August 19, 2017
Opioid makers made payments to one in 12 U.S. doctors
PROVIDENCE, R.I. [Brown University] — Legally prescribed opioids can be an effective treatment for pain, but they are also the root cause of many of the cases of addiction and overdose deaths that have reached epidemic levels in the U.S. That’s why experts such as Brandon Marshall, an associate professor of epidemiology in the Brown University School of Public Health, are investigating efforts by opioid painkiller manufacturers to promote prescribing of the medicines by wining and dining doctors and paying them large speaking fees.
In a new study published in the American Journal of Public Health, Marshall, lead author Scott Hadland of Boston Medical Center and colleagues report for the first time on the tens of millions of dollars that drug companies are paying doctors through meals, honoraria and other marketing and education programs.
“The opioid epidemic, which is responsible for thousands of deaths every year, is a national tragedy that we must work at every level to combat,” Marshall said in a Boston Medical Center news story detailing the findings. “It’s our hope that this study sparks a bigger conversation about the role of pharmaceutical companies in the over-prescribing of opioid medications and prompts a more thorough investigation about what we need to do to tackle this problem.”

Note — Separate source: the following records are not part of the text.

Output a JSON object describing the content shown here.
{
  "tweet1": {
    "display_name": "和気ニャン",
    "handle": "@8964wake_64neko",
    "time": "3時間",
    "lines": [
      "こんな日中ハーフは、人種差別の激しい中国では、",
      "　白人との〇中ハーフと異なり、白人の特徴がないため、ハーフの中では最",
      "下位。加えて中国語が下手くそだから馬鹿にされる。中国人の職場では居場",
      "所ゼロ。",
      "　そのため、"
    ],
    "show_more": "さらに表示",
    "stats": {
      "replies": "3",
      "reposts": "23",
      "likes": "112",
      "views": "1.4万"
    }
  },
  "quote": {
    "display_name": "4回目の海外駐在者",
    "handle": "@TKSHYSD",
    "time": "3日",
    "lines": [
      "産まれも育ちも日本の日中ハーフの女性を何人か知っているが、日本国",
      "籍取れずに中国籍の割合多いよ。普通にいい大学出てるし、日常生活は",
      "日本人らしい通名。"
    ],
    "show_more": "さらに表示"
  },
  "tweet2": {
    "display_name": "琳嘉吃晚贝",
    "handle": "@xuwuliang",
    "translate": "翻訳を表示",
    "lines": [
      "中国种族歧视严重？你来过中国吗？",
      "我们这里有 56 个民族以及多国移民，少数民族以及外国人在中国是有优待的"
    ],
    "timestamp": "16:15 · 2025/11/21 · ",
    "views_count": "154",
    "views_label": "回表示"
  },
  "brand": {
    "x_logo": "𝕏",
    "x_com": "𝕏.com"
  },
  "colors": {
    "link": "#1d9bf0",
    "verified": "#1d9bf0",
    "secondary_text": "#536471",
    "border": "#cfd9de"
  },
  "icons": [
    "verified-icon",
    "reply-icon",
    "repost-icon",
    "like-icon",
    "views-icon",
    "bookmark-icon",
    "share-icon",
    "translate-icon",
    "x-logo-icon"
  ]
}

We asked Marshall to share additional thoughts on what the team found and what it may mean.
Q: What connection might there be between drug-maker payments to physicians and the current opioid use epidemic?

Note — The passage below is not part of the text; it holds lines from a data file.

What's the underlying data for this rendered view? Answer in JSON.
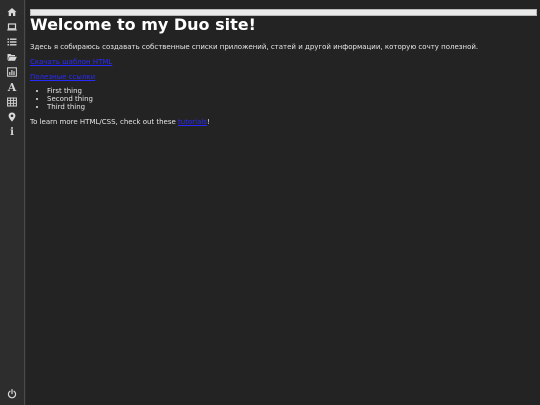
{
  "sidebar": {
    "items": [
      {
        "icon": "home-icon"
      },
      {
        "icon": "laptop-icon"
      },
      {
        "icon": "list-icon"
      },
      {
        "icon": "folder-open-icon"
      },
      {
        "icon": "bar-chart-icon"
      },
      {
        "icon": "font-icon",
        "glyph": "A"
      },
      {
        "icon": "table-icon"
      },
      {
        "icon": "map-marker-icon"
      },
      {
        "icon": "info-icon",
        "glyph": "i"
      }
    ],
    "bottom": {
      "icon": "power-icon"
    }
  },
  "main": {
    "title": "Welcome to my Duo site!",
    "intro": "Здесь я собираюсь создавать собственные списки приложений, статей и другой информации, которую сочту полезной.",
    "link1": "Скачать шаблон HTML",
    "link2": "Полезные ссылки",
    "list": [
      "First thing",
      "Second thing",
      "Third thing"
    ],
    "outro_before": "To learn more HTML/CSS, check out these ",
    "outro_link": "tutorials",
    "outro_after": "!"
  },
  "colors": {
    "background": "#232323",
    "sidebar": "#2d2d2d",
    "link": "#2a2aff"
  }
}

In this national study, we used data from the Centers for Medicare and Medicaid Services (CMS) to track payments related to an opioid medication from the pharmaceutical industry to physicians. Under the recently implemented Physician Payments Sunshine Act, drug companies are now required to report all “transfers of value” — payments — to U.S. physicians. What we found was astounding: between August 2013 and December 2015, more than 375,000 opioid-related payments were made to more than 68,000 physicians in the U.S. Although the average payment to physicians was $15, the top 1 percent of physicians reported receiving more than $2,600 annually in payments related to the promotion of opioid products.